Everyone knows of the old saying “Great minds think alike,” usually said as a kind of joke when two people have the same idea at the same time. But just how true is that statement? In fact, there’s plenty of evidence to suggest that bigger, better innovations happen when people of wildly different backgrounds and ideas come together and combine their expertise.
The Medici Effect
In 2004, Frans Johansson published his best-selling book, The Medici Effect, a ground-breaking work outlining a phenomenon of the same name that the author had come to recognize in the world of innovation. The theory draws upon the history of the wealthy and sophisticated Medici family of 14th-century Italy. Their patronage facilitated the intersection of a group of artisans from all over Europe, including painters, poets, scientists, and philosophers, who came together and ended up pooling their collective ideas in many ways. This meeting of highly creative and skilled individuals from varying backgrounds and professions largely spearheaded the Renaissance period, which was one of the most innovative and productive periods of human history across the fields of invention, art, philosophy, and science.

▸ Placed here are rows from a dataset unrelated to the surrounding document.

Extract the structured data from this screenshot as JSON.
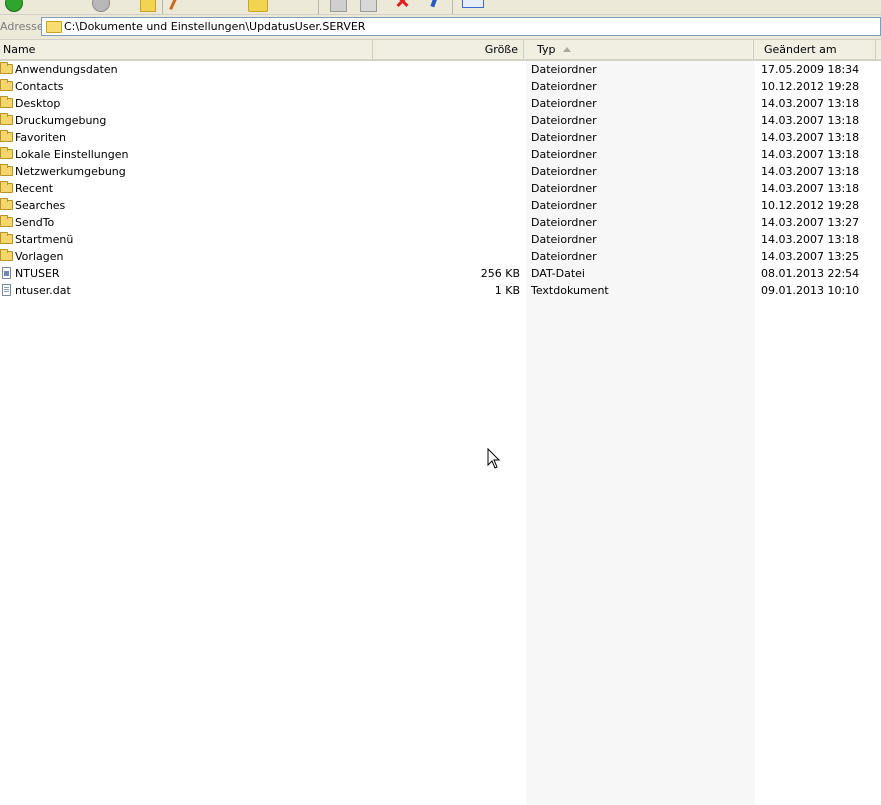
{
  "address": {
    "label": "Adresse",
    "path": "C:\\Dokumente und Einstellungen\\UpdatusUser.SERVER"
  },
  "columns": {
    "name": "Name",
    "size": "Größe",
    "type": "Typ",
    "modified": "Geändert am"
  },
  "toolbar": {
    "icons": [
      "back-icon",
      "forward-icon",
      "up-folder-icon",
      "search-icon",
      "folders-icon",
      "move-to-icon",
      "copy-to-icon",
      "delete-icon",
      "undo-icon",
      "views-icon"
    ]
  },
  "files": [
    {
      "name": "Anwendungsdaten",
      "size": "",
      "type": "Dateiordner",
      "modified": "17.05.2009 18:34",
      "icon": "folder-icon"
    },
    {
      "name": "Contacts",
      "size": "",
      "type": "Dateiordner",
      "modified": "10.12.2012 19:28",
      "icon": "folder-icon"
    },
    {
      "name": "Desktop",
      "size": "",
      "type": "Dateiordner",
      "modified": "14.03.2007 13:18",
      "icon": "folder-icon"
    },
    {
      "name": "Druckumgebung",
      "size": "",
      "type": "Dateiordner",
      "modified": "14.03.2007 13:18",
      "icon": "folder-icon"
    },
    {
      "name": "Favoriten",
      "size": "",
      "type": "Dateiordner",
      "modified": "14.03.2007 13:18",
      "icon": "folder-icon"
    },
    {
      "name": "Lokale Einstellungen",
      "size": "",
      "type": "Dateiordner",
      "modified": "14.03.2007 13:18",
      "icon": "folder-icon"
    },
    {
      "name": "Netzwerkumgebung",
      "size": "",
      "type": "Dateiordner",
      "modified": "14.03.2007 13:18",
      "icon": "folder-icon"
    },
    {
      "name": "Recent",
      "size": "",
      "type": "Dateiordner",
      "modified": "14.03.2007 13:18",
      "icon": "folder-icon"
    },
    {
      "name": "Searches",
      "size": "",
      "type": "Dateiordner",
      "modified": "10.12.2012 19:28",
      "icon": "folder-icon"
    },
    {
      "name": "SendTo",
      "size": "",
      "type": "Dateiordner",
      "modified": "14.03.2007 13:27",
      "icon": "folder-icon"
    },
    {
      "name": "Startmenü",
      "size": "",
      "type": "Dateiordner",
      "modified": "14.03.2007 13:18",
      "icon": "folder-icon"
    },
    {
      "name": "Vorlagen",
      "size": "",
      "type": "Dateiordner",
      "modified": "14.03.2007 13:25",
      "icon": "folder-icon"
    },
    {
      "name": "NTUSER",
      "size": "256 KB",
      "type": "DAT-Datei",
      "modified": "08.01.2013 22:54",
      "icon": "dat-file-icon"
    },
    {
      "name": "ntuser.dat",
      "size": "1 KB",
      "type": "Textdokument",
      "modified": "09.01.2013 10:10",
      "icon": "text-file-icon"
    }
  ]
}
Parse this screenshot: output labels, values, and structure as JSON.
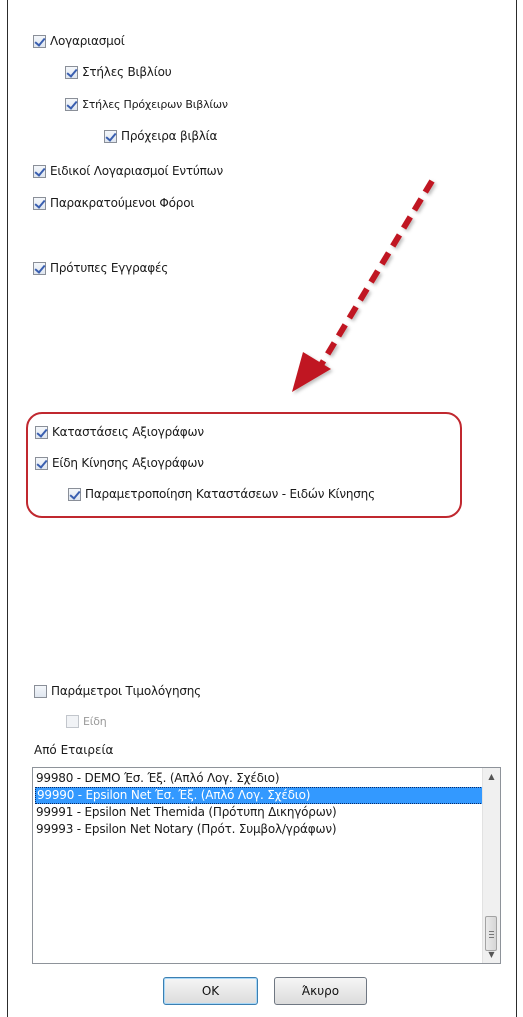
{
  "tree": {
    "accounts": "Λογαριασμοί",
    "book_columns": "Στήλες Βιβλίου",
    "draft_book_columns": "Στήλες Πρόχειρων Βιβλίων",
    "draft_books": "Πρόχειρα βιβλία",
    "special_form_accounts": "Ειδικοί Λογαριασμοί Εντύπων",
    "withheld_taxes": "Παρακρατούμενοι Φόροι",
    "template_entries": "Πρότυπες Εγγραφές",
    "securities_statuses": "Καταστάσεις Αξιογράφων",
    "securities_movement_types": "Είδη Κίνησης Αξιογράφων",
    "statuses_movement_params": "Παραμετροποίηση Καταστάσεων - Ειδών Κίνησης",
    "billing_params": "Παράμετροι Τιμολόγησης",
    "items": "Είδη"
  },
  "company": {
    "label": "Από Εταιρεία",
    "options": [
      "99980 - DEMO Έσ. Έξ. (Απλό Λογ. Σχέδιο)",
      "99990 - Epsilon Net Έσ. Έξ. (Απλό Λογ. Σχέδιο)",
      "99991 - Epsilon Net Themida (Πρότυπη Δικηγόρων)",
      "99993 - Epsilon Net Notary (Πρότ. Συμβολ/γράφων)"
    ],
    "selected": "99990 - Epsilon Net Έσ. Έξ. (Απλό Λογ. Σχέδιο)"
  },
  "buttons": {
    "ok": "OK",
    "cancel": "Άκυρο"
  },
  "colors": {
    "highlight": "#c0282f",
    "selection": "#3399ff",
    "checkmark": "#3a5fb0"
  }
}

So, what exactly is the Medici Effect? In his research, Johansson used the term to describe the idea that the best concepts and innovations are developed at the intersection of brilliant minds from all walks of life – that new ideas are really just new combinations of old ideas. People from different regions, professions, mindsets, industries, and cultures can come together to form some of the best, most innovative ideas and solutions of this century. His theory has been proven time and time again throughout history and into the present.
This ability to see the opportunity created by connecting separate ideas together is what is calledassociative fluency. Its the skill to see what “could be” from disparate activities, technologies and ideas. In Serial entrepreneurs, their associative fluency skill is highly tuned to see what others don’t see.
One of the most exciting fields where this is in evidence is that of biomimicry architecture – architecture that imitates various qualities of the natural world, bringing engineering, design, and biology together. For example, the architect Mick Pearce was commissioned to design an enormous shopping and office complex in Harare, the capitol of Zimbabwe. The catch: the developers wanted this building to use a passive climate control system, i.e., one that didn’t employ central air conditioning.
While this may sound impossible, Pearce knew that there were already such structures in existence: termite mounds. African termites must keep their mounds at a steady temperature of 87°F in order to grow the fungus that is their primary food source. When you take into consideration the drastic variation in temperature between night and day on the African savannah, it is truly remarkable that they manage to regulate the structures’ temperature so precisely. They do it by outfitting the mounds with a unique ventilation system originating around the base. By opening and closing valves connected to this system, the termites are able to control the movement of air through the structure – hot air rises and is vented toward the top of the structure, which pulls cooler air in from the bottom. By doing so, they can regulate the temperature of their mound regardless of the external temperature.
By taking inspiration from the field of biology and working with a team of engineers that specializes in sustainable building, Pearce designed the largest building in the capitol, which maintains a comfortable temperature throughout the day by cycling out hot air through panels and vents and storing cool night air to be drawn through the building during the day. This building is approximately 90% more energy efficient than the buildings around it, and the design saved the developers $3.5 million because it didn’t require the installation of an air-conditioning system.
We can see results of the Medici Effect more often than ever thanks to the widening reach of the Internet. One such example is the online protein-folding game Foldit, developed by programmers and researchers at the University of Washington. The game gives players the same tools and restrictions real scientists would have when unscrambling these complex proteins. In 2011, a group of gamers came together and were able to solve a puzzle which had stumped scientists for decades: the structure of the extremely complex AIDS-related enzyme, M-PMV. The group was able to solve this highly complex scientific puzzle in only three weeks, paving the way for new AIDS treatment breakthroughs.
Similarly, groups have come together over the Internet to solve crimes, locate bullies and animal abusers, and even create the pilot and plot of an animated children’s show. They have developed video games, music, ideas, web comics, designs, and art that pushes the boundaries of traditional definitions of the word. Like the original Medici family, the Internet facilitates the coming together of diverse minds from all over the globe for big, groundbreaking and innovative ideas, and also for things as small as creatively naming a stray cat. Truly, the Internet has made the world a smaller place, but one with almost infinitely more potential.
Innovators can connect with one another more easily than ever, with the most successful ones taking advantage of their associative fluency to seek out disparate knowledge and creators in diverse fields that could provide the spark for their next great idea.